__DATA FOR THIS TASK__:

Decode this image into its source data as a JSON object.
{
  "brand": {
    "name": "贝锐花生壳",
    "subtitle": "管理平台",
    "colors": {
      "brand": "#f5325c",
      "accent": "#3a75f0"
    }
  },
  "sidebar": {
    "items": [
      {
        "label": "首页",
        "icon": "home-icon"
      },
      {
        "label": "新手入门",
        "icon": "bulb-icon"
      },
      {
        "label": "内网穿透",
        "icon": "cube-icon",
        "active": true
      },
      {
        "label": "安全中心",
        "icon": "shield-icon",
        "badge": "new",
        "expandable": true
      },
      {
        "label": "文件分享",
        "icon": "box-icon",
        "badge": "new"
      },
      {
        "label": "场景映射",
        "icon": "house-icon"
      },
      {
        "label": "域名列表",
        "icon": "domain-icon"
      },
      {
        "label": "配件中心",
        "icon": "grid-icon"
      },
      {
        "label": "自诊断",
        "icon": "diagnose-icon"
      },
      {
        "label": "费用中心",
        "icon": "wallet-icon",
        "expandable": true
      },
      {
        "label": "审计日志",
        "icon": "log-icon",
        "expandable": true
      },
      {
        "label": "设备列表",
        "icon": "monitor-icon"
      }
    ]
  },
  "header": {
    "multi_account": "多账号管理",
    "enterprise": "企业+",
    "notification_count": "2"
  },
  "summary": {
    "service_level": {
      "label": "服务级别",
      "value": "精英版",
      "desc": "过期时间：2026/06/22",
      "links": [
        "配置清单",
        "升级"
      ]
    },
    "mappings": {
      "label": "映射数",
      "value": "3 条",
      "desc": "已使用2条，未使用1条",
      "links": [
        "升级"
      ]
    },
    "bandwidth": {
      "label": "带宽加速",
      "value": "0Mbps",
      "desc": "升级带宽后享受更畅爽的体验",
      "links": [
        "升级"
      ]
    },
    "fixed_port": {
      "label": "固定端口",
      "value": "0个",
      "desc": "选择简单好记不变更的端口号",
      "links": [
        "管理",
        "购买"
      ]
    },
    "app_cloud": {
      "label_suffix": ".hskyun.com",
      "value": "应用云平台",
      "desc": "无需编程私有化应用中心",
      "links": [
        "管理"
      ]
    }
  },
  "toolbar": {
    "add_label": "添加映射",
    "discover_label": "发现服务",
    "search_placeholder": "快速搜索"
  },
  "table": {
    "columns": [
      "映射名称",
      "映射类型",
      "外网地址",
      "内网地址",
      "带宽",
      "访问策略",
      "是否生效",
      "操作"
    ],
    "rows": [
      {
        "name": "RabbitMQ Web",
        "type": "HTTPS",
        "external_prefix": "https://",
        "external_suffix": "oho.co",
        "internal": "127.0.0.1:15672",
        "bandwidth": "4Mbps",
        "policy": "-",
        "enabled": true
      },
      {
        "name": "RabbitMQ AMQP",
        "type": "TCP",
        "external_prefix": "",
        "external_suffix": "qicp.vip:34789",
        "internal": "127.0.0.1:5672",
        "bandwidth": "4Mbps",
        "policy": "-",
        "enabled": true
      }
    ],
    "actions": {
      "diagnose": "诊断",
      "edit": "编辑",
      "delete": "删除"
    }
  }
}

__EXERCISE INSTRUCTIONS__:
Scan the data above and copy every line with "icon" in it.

__SOLUTION TO THE EXERCISE__:
        "icon": "home-icon"
        "icon": "bulb-icon"
        "icon": "cube-icon",
        "icon": "shield-icon",
        "icon": "box-icon",
        "icon": "house-icon"
        "icon": "domain-icon"
        "icon": "grid-icon"
        "icon": "diagnose-icon"
        "icon": "wallet-icon",
        "icon": "log-icon",
        "icon": "monitor-icon"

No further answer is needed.